The Cincinnati Reds in 1961 had a pitcher named Jay Hook, who might have been a good pitcher except he didn't trust his stuff. One day he started a game against the Pirates, and they ate him alive, converting every pitch he threw into line-drive extra-base hits. When he was finally removed from the game he returned to the dugout and sat there in a corner, bemoaning the fact that his fast ball had deserted him. He kept saying, over and over, "Without my fast ball I can't pitch". In vain did fellow pitcher Jim Brosnan try to explain to him that you have other pitches to throw and you use them when your fast ball isn't there; he might as well have been talking to the wall. Hook didn't last long in the majors after that.

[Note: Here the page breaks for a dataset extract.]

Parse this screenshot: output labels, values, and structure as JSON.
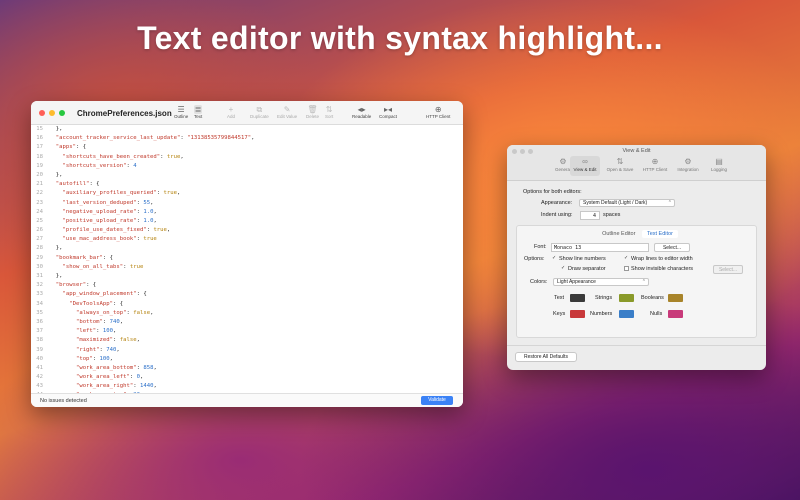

Now, I don't know exactly what your situation is But I would suggest that one of the people you should talk to is your pitching coach, especially if he knows his stuff. He just might have something to say that would get you back on track. I had a situation like that once, where I was facing a nightmare in which I felt that my stuff wasn't working. I talked to my pitching coach, and before I knew it he introduced me to a strategy I had no idea he knew anything about. It didn't take long before we hit the focal point of our investigation---I hadn't even known it, but I was uncertain about my ability to pitch in tight situations with less than my best stuff. In about an hour he knocked my whole problem out of commission and restored my confidence, gave me more support and reassurance than I had ever imagined, and demolished any anxieties I might have had. And the next day I went out and pitched a two-hit shutout.